Monarch Butterfly Release - An Event to Remember
This summer the wonderful staff at Maryboro Lodge - Fenelon Museum have put together a wonderful home for Monarch caterpillars to grow into their cocoons. Located in the school house, a box on the wall houses nine caterpillars transforming into beautiful pollinating butterflies. The Monarch butterflies are set to be released on September 7th at an event commemorating loved ones. You can participate in this incredible event by purchasing a locally raised butterfly to be released for $25. Proceeds help support the community based programing at Maryboro Lodge.
The Fenelon Theatre Projector - A Moving Picture is Worth a Thousand Words
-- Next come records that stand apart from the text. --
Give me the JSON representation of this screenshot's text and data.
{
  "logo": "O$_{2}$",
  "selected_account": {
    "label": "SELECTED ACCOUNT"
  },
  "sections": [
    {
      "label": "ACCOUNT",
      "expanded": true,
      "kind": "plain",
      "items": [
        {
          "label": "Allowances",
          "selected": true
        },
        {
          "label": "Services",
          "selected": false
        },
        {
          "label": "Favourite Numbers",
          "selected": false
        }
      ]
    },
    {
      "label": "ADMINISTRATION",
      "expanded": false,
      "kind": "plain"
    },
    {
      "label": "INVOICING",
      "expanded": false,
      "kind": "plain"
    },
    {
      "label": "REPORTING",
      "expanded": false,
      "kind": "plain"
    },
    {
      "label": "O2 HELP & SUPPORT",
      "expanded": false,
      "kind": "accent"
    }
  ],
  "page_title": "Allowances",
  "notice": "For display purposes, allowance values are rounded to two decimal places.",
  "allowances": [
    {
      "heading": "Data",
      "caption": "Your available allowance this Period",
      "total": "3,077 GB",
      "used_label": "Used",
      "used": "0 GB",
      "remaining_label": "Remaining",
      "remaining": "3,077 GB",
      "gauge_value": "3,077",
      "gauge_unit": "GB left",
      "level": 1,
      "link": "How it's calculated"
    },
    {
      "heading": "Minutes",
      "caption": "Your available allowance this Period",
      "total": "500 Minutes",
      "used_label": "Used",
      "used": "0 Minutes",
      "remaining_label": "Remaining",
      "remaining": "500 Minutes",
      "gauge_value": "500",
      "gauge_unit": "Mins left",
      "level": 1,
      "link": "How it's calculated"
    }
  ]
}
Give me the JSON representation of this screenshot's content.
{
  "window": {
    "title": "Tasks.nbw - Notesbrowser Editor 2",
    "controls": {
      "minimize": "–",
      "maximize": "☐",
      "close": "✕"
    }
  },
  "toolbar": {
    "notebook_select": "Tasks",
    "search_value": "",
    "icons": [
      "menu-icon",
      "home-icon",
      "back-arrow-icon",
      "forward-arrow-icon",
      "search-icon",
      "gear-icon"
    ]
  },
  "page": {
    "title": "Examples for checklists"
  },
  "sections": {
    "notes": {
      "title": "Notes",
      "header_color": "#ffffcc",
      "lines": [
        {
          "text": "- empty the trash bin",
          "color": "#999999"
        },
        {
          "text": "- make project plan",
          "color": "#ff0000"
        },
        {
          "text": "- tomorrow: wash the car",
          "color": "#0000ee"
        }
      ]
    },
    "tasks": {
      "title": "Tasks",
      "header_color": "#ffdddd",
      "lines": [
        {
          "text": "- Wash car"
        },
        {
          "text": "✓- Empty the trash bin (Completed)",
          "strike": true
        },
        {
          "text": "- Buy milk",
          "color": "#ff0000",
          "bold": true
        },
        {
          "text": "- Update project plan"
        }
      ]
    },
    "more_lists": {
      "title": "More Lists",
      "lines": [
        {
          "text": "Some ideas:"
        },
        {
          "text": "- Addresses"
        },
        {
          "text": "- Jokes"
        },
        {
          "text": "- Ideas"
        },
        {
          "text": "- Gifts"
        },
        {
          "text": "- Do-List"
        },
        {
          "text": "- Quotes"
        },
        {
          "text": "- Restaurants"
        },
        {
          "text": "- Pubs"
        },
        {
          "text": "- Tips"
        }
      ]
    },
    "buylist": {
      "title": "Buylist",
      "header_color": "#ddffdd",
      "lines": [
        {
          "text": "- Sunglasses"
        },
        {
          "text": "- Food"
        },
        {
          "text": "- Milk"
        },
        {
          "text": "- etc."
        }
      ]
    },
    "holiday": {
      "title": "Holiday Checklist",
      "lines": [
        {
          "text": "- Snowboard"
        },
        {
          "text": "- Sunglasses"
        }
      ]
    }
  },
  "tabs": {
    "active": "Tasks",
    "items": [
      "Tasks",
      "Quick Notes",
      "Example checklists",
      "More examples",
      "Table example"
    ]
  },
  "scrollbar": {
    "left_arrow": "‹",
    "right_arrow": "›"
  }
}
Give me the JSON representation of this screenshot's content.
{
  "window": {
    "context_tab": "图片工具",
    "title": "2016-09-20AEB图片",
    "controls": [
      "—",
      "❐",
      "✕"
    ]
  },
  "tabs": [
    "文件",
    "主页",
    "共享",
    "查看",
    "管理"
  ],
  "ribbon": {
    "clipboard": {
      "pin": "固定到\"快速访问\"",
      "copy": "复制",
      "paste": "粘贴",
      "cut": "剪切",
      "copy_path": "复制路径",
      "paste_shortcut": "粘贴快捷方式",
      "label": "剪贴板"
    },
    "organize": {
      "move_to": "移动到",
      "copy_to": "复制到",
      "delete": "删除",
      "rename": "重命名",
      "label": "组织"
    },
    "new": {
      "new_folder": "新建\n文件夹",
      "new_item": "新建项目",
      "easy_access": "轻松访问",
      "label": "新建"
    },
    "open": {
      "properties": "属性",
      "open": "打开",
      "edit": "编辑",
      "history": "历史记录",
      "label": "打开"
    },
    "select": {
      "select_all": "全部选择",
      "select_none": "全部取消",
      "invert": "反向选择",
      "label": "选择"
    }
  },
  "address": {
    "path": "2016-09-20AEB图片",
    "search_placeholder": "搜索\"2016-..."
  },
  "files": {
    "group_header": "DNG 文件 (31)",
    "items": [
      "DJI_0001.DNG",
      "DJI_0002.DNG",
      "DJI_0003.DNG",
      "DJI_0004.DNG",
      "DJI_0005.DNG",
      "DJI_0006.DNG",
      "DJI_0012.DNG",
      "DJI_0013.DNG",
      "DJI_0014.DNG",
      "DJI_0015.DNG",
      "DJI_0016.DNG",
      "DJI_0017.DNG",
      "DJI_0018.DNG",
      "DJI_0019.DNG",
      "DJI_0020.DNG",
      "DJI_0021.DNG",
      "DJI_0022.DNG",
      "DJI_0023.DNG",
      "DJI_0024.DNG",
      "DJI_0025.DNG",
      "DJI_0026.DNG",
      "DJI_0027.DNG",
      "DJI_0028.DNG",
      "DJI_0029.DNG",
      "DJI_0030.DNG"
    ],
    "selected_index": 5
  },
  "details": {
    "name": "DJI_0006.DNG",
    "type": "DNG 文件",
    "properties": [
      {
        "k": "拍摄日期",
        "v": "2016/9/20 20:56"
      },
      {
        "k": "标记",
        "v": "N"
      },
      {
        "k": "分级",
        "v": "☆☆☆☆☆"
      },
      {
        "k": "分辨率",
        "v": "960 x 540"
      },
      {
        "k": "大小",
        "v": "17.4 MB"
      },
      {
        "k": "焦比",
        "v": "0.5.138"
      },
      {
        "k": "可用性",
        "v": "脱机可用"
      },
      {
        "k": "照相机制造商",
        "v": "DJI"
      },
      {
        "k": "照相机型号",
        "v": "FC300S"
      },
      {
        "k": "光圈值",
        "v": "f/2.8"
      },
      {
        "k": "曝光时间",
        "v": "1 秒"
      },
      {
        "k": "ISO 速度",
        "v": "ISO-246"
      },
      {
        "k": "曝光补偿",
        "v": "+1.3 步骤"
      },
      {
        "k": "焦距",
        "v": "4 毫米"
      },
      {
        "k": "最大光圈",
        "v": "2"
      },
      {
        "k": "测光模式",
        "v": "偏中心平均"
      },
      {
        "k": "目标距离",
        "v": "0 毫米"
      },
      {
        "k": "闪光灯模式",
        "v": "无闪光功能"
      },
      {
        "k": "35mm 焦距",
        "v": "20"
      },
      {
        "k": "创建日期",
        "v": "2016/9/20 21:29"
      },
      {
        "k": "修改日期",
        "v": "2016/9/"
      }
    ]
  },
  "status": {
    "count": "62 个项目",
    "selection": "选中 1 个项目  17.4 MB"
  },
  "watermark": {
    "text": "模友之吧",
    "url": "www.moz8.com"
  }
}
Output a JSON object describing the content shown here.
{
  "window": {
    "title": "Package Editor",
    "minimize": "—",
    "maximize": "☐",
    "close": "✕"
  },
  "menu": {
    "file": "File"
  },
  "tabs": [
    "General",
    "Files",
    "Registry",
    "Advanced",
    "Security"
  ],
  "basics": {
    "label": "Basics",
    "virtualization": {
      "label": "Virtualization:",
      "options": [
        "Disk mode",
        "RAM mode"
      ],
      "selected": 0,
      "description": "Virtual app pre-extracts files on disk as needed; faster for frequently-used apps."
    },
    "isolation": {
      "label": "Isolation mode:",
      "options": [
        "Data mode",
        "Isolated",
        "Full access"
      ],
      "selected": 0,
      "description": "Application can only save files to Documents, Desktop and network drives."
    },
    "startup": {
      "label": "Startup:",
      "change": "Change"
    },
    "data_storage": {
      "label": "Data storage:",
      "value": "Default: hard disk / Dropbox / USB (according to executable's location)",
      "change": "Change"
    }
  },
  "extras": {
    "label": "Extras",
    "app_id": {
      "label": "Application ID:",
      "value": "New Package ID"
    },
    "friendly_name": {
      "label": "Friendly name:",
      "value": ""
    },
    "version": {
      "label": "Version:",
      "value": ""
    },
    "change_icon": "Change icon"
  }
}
The Maryboro Lodge holds an attraction near and dear to the hearts of the denizens of Fenelon Falls, a projector once used to display countless moving pictures at the old movie theatre. This model C projector from the Century Projector Company once provided the entire village with entertainment and the joy of being given the oppritunity to see one of the once rare films. As home television grew ever more popular as the years went on, however, the theatre had a declining number of movie-goers to cater to. In the years following, the building that once housed this projector fell into disrepair and was finally demolished in 2016. Despite this, the memory of the theatre lives on, not only in the fond memories of many locals and with the Fenelon Marquee outside the Tourism Office, but on the second floor of the village’s museum.